• THE PROBLEM:
Filter the records for lines holding the string "true".

⟨

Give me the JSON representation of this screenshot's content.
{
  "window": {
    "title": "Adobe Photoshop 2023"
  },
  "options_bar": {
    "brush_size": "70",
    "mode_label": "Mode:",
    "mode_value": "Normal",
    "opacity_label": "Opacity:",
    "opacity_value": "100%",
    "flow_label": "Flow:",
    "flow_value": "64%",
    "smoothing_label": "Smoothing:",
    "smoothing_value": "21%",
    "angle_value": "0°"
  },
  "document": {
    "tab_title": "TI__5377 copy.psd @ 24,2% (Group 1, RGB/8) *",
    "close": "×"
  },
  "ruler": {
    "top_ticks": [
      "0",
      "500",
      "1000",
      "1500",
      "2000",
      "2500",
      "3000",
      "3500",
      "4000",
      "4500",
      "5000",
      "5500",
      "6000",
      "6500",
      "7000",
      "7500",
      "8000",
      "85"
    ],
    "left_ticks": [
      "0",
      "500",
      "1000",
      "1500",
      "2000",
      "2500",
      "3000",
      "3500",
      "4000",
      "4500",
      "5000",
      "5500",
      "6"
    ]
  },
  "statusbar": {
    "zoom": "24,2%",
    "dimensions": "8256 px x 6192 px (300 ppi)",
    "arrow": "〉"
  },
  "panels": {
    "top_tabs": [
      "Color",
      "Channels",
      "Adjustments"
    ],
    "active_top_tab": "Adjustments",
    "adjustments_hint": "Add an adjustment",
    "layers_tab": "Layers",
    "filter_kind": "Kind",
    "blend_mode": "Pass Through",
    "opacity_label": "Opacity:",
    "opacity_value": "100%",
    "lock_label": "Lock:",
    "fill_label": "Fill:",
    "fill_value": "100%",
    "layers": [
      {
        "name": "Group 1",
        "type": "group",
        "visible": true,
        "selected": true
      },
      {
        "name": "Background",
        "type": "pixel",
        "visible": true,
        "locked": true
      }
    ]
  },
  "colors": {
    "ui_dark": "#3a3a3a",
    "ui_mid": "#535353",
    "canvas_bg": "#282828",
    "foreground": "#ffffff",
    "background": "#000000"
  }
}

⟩

• EXERCISE SOLUTION:
        "visible": true,
        "selected": true
        "visible": true,
        "locked": true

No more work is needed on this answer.